_Prompt_
Records follow. Pull out every line that contains "card".

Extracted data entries
===
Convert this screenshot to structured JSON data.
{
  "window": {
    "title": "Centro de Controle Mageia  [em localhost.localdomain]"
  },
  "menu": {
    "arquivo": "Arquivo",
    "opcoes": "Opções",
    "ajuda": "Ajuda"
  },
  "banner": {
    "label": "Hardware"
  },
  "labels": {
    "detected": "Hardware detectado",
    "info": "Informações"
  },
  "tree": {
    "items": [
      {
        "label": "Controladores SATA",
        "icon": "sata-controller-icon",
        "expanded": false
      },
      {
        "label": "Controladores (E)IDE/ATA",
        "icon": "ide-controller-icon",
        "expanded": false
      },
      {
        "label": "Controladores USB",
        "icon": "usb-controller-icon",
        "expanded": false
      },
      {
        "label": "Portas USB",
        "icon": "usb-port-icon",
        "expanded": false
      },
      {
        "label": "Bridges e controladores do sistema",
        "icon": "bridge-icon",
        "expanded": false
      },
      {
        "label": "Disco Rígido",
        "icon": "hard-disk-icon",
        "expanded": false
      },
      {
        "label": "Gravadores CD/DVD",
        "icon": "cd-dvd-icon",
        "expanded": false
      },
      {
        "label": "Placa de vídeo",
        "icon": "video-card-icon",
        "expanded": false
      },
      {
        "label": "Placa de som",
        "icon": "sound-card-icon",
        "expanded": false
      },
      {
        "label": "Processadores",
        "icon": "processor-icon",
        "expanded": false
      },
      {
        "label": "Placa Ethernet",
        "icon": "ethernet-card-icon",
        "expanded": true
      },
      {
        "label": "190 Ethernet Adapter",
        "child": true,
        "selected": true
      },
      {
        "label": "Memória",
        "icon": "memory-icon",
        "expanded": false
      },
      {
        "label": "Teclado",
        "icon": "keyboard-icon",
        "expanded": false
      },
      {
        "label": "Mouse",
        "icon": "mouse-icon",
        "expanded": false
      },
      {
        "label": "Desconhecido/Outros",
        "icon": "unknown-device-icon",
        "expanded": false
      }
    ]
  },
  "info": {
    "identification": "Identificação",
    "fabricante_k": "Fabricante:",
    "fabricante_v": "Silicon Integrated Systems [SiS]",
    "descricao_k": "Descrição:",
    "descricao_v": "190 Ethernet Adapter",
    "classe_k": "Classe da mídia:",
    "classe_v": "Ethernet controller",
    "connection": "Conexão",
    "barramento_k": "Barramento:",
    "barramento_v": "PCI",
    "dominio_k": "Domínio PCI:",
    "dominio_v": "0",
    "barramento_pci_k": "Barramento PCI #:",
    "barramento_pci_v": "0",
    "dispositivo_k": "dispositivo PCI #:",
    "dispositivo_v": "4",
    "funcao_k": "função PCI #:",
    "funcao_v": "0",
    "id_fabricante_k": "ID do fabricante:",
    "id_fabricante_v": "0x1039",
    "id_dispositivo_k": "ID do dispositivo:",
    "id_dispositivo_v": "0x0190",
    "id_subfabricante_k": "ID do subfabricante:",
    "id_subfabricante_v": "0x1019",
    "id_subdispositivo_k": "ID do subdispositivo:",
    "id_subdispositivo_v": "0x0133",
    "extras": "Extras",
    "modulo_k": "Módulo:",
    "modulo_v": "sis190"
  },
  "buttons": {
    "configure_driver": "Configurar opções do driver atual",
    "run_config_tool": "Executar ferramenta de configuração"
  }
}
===
_Solution to the problem_
        "icon": "video-card-icon",
        "icon": "sound-card-icon",
        "icon": "ethernet-card-icon",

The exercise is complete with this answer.